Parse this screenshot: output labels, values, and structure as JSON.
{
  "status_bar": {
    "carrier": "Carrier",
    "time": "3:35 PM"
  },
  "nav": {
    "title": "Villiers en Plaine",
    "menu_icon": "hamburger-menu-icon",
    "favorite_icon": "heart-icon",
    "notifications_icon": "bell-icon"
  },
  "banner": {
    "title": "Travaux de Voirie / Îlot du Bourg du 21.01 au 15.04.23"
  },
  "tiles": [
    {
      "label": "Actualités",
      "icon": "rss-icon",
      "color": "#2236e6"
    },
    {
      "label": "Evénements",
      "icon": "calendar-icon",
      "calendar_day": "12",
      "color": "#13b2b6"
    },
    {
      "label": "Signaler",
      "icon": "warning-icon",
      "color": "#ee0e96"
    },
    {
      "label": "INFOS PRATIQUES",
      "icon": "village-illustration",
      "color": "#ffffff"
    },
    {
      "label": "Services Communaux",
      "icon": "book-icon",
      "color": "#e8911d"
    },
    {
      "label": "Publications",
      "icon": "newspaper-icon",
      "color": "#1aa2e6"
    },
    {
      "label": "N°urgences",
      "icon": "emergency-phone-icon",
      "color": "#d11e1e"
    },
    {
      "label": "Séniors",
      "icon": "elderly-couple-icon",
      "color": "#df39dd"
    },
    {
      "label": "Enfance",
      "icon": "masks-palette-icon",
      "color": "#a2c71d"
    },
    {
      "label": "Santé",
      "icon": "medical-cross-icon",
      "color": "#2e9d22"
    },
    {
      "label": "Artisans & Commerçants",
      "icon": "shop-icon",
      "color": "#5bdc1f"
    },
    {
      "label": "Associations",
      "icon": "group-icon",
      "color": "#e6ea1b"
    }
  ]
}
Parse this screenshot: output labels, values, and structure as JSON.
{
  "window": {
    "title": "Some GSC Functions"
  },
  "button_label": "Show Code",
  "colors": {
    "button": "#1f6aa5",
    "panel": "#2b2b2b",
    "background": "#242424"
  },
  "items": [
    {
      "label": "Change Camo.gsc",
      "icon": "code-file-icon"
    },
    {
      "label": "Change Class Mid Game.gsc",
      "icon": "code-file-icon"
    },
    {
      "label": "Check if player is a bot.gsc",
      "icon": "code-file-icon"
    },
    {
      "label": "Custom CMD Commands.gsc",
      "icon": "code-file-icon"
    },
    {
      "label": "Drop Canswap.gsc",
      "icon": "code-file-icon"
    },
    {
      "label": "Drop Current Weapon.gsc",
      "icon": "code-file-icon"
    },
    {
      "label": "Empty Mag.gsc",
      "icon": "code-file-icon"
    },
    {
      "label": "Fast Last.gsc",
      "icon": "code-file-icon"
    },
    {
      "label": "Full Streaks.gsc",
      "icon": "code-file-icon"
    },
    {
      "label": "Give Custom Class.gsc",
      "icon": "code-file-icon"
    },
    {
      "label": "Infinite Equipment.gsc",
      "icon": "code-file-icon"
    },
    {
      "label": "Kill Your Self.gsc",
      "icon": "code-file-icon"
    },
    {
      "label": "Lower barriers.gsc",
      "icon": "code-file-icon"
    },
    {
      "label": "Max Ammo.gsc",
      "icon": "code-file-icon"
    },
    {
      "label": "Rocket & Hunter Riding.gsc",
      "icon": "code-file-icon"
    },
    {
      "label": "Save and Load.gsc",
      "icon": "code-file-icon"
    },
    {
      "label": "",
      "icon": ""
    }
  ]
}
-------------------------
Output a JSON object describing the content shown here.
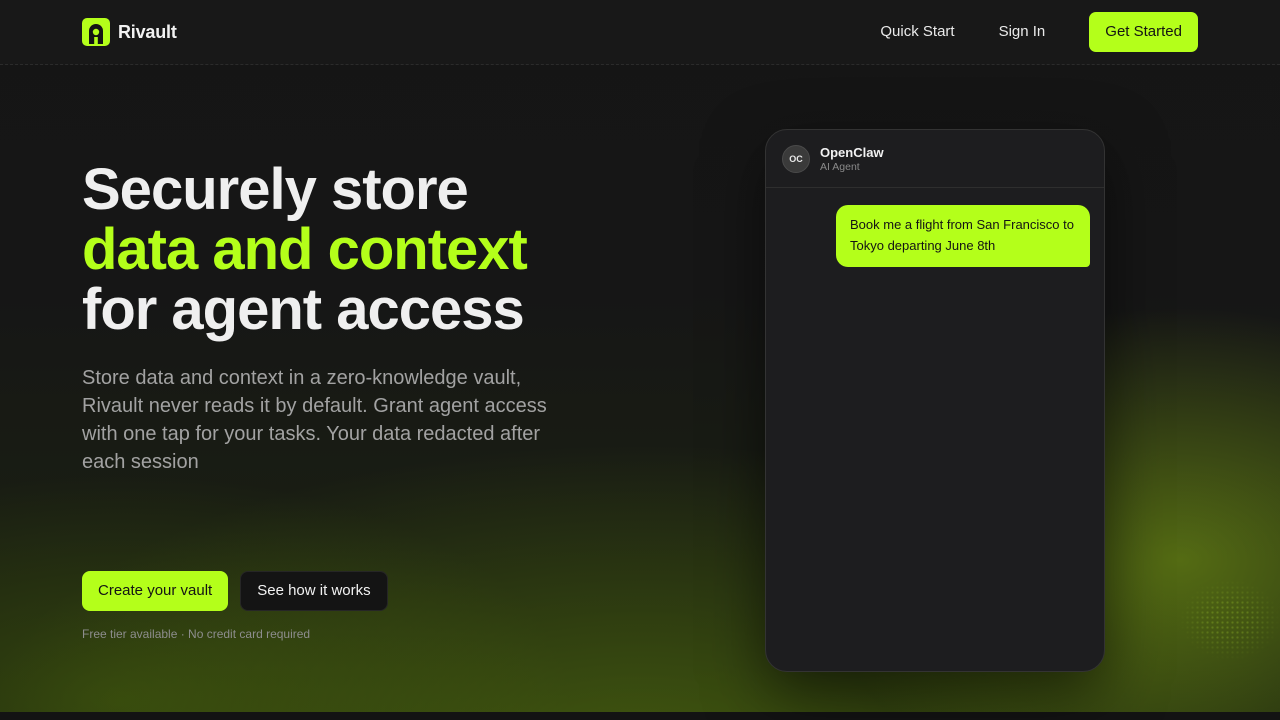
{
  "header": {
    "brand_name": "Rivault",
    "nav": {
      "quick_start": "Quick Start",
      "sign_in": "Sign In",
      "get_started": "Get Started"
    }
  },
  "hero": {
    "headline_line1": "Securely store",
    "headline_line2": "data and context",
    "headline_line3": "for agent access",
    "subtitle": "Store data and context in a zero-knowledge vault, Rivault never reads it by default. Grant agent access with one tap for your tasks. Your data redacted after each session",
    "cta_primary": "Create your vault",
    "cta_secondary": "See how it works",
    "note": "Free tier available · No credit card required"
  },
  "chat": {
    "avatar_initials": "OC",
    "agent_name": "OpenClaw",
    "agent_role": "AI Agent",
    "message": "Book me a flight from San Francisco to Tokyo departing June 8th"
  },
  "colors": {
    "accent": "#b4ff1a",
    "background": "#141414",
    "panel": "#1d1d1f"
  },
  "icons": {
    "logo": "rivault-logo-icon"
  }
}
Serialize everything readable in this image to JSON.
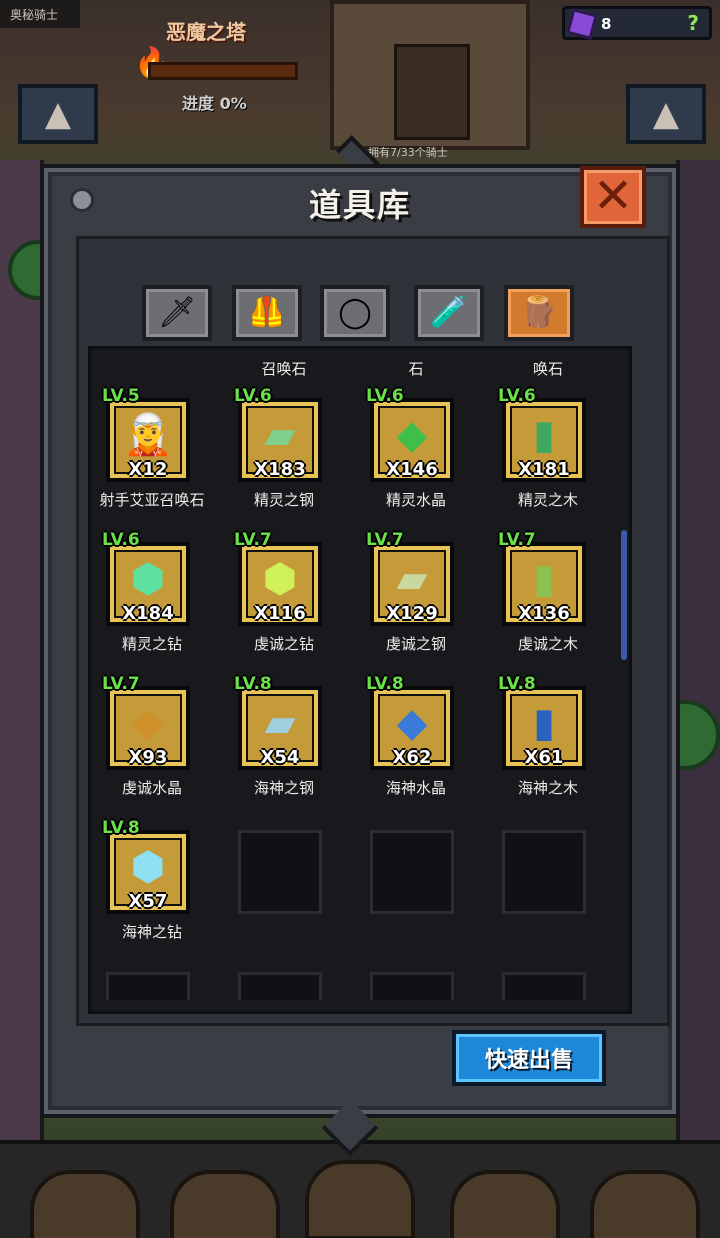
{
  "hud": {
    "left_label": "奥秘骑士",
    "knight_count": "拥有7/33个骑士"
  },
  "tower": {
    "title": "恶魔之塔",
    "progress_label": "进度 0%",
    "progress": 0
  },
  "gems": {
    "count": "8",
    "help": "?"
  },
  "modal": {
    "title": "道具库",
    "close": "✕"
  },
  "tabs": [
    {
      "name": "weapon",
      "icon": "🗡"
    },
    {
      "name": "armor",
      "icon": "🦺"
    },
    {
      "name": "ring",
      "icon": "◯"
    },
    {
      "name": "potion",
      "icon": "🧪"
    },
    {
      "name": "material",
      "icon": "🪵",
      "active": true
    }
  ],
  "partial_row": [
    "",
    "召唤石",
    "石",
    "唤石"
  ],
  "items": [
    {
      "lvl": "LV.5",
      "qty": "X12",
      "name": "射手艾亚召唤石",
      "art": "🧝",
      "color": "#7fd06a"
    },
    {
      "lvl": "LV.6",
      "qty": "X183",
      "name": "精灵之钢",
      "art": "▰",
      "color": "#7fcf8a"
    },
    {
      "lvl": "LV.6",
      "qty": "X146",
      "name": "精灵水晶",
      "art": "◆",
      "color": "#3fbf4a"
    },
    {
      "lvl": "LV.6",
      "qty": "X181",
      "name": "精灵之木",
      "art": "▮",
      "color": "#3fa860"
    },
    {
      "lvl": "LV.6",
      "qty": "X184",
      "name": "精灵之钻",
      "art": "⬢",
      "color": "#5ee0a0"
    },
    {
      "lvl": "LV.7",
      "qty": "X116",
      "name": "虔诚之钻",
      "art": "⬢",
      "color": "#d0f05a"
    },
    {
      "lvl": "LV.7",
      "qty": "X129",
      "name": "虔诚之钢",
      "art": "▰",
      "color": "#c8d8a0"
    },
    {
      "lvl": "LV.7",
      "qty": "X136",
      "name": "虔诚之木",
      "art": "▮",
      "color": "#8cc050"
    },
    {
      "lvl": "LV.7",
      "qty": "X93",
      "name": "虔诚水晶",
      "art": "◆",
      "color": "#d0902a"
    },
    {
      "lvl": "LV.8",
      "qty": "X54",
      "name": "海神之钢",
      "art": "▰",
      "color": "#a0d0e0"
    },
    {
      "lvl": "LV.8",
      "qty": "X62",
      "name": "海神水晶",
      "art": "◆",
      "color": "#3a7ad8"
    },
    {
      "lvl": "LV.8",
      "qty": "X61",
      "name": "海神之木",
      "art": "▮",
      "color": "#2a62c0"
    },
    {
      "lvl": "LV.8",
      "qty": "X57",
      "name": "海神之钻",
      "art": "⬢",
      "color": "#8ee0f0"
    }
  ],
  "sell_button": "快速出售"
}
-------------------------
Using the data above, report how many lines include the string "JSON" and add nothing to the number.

4